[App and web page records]
*** Begin section ***

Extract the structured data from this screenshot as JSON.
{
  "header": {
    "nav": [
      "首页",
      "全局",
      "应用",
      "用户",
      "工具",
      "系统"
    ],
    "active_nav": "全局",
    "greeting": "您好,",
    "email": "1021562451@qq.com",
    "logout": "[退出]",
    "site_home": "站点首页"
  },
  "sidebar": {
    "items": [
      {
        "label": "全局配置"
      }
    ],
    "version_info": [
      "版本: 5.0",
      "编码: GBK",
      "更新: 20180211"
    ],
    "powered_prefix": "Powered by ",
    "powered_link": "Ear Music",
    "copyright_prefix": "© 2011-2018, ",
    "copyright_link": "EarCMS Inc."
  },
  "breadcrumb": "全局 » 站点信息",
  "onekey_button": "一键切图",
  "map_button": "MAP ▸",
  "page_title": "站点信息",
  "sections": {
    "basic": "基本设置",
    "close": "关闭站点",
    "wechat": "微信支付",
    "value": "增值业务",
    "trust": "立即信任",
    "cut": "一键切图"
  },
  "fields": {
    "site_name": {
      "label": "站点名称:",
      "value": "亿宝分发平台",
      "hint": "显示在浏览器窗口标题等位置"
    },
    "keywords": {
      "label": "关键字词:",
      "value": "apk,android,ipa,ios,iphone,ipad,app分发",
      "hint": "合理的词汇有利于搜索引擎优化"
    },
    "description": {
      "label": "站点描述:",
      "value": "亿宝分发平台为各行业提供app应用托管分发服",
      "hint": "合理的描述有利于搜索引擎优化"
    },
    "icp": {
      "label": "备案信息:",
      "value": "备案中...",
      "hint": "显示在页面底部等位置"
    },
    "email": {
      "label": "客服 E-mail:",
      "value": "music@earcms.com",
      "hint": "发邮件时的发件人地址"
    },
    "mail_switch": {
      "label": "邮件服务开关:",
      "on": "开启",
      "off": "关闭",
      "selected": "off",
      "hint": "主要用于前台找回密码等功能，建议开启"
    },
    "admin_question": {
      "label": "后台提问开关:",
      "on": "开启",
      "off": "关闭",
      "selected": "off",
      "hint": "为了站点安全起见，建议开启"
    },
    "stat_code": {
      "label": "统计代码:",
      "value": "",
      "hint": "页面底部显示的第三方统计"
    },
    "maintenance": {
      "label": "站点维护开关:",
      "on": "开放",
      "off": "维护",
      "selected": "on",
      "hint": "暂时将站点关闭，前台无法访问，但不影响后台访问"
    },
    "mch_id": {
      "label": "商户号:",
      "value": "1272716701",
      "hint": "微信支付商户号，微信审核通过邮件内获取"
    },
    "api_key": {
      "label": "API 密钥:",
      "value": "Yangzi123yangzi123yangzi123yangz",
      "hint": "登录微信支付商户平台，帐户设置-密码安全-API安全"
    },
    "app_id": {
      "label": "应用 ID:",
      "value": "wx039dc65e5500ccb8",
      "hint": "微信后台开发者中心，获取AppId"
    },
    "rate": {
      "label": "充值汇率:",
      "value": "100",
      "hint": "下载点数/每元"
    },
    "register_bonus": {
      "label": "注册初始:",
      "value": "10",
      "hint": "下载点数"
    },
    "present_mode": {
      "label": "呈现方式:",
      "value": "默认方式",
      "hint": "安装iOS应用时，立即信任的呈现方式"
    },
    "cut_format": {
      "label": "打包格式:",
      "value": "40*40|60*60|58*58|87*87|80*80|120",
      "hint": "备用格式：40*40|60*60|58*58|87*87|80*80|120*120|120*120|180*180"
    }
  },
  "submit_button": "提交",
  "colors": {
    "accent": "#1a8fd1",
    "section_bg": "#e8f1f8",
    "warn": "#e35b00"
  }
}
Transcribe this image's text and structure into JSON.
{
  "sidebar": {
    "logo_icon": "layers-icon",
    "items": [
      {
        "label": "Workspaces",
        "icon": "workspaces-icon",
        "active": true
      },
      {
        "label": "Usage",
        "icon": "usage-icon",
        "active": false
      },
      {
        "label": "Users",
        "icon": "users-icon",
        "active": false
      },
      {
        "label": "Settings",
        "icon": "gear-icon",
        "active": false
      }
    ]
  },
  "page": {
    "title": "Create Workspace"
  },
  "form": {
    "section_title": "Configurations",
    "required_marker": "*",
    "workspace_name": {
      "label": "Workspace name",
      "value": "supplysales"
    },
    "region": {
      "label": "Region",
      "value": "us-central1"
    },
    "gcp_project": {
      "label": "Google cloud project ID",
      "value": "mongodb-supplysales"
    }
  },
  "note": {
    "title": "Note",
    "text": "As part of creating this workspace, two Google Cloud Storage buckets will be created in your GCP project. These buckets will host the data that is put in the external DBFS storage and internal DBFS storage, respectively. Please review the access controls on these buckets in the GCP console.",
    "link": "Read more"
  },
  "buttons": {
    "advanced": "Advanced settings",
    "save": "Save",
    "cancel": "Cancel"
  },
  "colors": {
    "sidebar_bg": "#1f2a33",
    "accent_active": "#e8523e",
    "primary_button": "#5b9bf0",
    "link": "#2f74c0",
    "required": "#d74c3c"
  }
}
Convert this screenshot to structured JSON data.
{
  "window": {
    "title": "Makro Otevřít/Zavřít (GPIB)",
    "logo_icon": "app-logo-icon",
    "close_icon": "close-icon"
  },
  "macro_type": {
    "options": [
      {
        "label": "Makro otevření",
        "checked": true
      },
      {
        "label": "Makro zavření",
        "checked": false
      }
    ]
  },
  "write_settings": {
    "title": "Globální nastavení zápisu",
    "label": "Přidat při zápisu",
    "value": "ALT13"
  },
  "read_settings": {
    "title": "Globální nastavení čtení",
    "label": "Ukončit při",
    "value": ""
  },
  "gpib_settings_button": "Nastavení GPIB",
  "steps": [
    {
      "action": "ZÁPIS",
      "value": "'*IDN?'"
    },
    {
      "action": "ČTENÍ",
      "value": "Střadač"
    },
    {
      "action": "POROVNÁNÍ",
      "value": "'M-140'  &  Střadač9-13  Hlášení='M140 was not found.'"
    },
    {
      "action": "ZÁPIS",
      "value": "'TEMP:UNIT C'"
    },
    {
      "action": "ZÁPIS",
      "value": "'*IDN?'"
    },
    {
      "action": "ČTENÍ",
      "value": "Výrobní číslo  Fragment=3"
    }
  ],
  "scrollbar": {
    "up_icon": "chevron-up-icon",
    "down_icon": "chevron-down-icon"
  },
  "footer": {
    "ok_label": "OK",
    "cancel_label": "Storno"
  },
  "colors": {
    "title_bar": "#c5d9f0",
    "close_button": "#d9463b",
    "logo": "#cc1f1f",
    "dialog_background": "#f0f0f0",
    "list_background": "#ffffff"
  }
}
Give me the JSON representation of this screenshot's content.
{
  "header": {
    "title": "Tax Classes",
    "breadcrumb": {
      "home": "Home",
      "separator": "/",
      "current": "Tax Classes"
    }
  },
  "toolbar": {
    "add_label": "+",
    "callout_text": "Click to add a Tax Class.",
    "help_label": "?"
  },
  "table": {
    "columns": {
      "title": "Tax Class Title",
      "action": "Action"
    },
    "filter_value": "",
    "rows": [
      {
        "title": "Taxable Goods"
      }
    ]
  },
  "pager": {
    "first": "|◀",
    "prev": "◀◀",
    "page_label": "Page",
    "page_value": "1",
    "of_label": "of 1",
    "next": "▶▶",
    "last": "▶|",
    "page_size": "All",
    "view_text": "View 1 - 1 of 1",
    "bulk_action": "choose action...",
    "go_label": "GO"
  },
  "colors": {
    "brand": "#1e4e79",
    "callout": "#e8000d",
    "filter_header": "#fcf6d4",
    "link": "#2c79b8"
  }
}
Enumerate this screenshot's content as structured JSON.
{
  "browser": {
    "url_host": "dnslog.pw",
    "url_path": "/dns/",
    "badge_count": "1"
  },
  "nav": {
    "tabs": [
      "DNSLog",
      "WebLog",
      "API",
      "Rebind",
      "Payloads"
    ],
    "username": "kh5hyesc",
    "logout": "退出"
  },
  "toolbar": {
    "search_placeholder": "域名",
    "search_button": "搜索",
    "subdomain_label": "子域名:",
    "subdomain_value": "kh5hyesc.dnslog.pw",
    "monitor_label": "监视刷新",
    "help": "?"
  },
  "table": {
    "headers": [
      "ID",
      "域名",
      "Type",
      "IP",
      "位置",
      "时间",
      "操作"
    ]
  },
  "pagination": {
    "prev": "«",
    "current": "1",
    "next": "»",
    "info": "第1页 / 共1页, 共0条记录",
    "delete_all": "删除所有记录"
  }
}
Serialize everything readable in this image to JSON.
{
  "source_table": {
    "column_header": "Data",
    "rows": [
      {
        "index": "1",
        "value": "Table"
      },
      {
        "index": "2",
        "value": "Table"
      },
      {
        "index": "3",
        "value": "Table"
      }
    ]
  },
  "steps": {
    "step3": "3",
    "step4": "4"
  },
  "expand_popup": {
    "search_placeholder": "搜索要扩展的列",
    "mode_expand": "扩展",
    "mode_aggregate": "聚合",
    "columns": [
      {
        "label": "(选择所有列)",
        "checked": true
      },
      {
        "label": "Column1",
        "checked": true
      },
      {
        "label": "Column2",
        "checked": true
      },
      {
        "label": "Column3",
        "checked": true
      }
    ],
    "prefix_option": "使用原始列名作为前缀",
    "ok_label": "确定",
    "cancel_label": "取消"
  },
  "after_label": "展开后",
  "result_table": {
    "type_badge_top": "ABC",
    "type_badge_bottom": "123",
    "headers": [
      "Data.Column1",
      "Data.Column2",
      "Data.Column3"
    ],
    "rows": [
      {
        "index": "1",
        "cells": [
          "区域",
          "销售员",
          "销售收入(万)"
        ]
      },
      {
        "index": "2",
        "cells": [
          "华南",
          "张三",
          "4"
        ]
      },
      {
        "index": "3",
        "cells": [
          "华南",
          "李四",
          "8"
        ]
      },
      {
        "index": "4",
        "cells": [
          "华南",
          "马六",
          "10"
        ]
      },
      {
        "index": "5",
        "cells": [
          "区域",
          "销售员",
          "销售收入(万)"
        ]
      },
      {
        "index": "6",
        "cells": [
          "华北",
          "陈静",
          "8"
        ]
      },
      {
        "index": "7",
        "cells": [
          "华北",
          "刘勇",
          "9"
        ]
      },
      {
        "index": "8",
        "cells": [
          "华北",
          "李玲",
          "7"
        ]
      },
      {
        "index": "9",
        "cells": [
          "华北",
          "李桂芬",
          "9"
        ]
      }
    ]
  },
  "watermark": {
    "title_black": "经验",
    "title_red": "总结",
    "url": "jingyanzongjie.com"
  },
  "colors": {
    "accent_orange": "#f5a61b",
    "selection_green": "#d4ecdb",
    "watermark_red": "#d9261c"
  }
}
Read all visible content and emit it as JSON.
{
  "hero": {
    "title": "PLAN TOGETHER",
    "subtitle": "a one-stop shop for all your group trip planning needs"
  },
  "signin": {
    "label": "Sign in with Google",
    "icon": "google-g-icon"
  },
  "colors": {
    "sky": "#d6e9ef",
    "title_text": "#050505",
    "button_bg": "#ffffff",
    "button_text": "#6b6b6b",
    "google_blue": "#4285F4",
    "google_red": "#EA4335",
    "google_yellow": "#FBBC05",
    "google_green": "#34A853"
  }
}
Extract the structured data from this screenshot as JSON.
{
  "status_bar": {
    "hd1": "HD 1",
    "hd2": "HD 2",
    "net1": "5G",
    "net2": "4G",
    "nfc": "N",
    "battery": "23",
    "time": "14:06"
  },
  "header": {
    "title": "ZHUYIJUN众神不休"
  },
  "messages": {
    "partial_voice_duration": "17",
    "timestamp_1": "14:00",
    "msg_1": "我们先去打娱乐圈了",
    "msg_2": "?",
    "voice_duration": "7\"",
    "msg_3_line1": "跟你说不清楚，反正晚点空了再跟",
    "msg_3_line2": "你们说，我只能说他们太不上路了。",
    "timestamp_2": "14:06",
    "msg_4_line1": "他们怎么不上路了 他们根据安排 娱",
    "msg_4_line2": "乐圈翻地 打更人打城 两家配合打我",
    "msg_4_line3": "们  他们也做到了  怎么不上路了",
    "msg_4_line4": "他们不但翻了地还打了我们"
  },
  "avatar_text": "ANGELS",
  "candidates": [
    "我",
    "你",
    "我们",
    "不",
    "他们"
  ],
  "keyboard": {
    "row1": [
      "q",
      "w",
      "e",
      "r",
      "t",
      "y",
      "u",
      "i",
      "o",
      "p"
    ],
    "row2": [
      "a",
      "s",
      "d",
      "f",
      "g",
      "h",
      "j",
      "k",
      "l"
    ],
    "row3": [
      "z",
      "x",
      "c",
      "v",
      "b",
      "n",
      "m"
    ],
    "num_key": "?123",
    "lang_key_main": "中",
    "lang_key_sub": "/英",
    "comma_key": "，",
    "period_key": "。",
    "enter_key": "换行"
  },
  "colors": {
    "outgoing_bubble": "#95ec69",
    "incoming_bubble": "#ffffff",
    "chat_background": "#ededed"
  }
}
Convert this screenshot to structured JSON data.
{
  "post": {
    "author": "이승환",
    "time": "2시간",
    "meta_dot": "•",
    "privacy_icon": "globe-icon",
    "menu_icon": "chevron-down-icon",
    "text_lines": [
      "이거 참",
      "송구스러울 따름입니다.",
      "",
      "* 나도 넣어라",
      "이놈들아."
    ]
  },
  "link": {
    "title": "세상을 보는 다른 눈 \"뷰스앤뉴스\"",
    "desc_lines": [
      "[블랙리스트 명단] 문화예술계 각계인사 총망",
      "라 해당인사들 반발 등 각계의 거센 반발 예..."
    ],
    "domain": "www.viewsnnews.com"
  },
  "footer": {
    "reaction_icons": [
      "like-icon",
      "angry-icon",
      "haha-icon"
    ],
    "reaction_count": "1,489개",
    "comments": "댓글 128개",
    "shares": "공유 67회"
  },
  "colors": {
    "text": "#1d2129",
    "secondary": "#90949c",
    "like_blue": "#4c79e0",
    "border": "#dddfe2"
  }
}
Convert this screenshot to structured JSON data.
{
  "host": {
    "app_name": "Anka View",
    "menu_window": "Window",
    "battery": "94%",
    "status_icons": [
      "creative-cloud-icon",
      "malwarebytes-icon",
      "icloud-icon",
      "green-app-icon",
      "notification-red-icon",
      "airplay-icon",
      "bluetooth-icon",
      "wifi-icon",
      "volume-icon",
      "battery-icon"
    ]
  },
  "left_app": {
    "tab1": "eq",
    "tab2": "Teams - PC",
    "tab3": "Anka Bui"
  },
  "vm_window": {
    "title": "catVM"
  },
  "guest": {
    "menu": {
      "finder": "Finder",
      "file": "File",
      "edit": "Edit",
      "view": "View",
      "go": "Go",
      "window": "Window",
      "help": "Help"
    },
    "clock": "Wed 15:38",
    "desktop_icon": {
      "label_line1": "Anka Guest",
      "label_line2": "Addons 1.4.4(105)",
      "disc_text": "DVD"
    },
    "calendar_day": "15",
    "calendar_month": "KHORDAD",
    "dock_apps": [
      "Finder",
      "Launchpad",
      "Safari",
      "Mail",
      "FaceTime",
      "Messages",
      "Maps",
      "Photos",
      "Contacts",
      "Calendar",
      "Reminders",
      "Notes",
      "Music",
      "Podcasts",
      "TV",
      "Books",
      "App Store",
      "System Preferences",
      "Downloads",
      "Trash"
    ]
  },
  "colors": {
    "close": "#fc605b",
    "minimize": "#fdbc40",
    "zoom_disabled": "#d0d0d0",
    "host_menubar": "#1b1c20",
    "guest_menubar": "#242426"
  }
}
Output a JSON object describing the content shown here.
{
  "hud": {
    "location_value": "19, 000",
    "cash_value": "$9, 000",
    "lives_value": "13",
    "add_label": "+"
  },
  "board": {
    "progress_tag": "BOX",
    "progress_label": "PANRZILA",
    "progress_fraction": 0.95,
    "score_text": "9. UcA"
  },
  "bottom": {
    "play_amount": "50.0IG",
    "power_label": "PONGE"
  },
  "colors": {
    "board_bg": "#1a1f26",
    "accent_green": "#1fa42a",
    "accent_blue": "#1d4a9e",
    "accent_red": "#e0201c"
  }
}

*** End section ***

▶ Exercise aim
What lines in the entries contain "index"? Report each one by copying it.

▶ Expected output
        "index": "1",
        "index": "2",
        "index": "3",
        "index": "1",
        "index": "2",
        "index": "3",
        "index": "4",
        "index": "5",
        "index": "6",
        "index": "7",
        "index": "8",
        "index": "9",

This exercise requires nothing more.